- _The records_
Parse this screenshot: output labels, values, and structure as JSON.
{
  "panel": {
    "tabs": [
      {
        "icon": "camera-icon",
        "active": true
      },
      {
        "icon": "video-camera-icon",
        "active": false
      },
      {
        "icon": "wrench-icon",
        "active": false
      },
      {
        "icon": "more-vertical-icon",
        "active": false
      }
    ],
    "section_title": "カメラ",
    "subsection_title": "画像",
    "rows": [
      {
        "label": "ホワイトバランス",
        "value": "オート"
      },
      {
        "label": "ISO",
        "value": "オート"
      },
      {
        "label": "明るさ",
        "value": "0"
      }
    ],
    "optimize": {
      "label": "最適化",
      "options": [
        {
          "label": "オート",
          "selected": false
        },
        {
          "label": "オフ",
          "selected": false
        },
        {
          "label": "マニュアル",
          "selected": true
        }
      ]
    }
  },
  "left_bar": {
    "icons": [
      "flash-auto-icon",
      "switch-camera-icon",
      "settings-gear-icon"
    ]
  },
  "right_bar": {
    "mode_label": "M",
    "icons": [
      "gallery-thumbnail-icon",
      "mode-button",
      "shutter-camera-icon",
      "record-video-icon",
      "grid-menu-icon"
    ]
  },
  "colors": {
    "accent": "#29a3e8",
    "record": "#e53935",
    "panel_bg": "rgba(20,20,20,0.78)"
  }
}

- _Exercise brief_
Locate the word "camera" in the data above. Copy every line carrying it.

- _Solution_
        "icon": "camera-icon",
        "icon": "video-camera-icon",
      "switch-camera-icon",
      "shutter-camera-icon",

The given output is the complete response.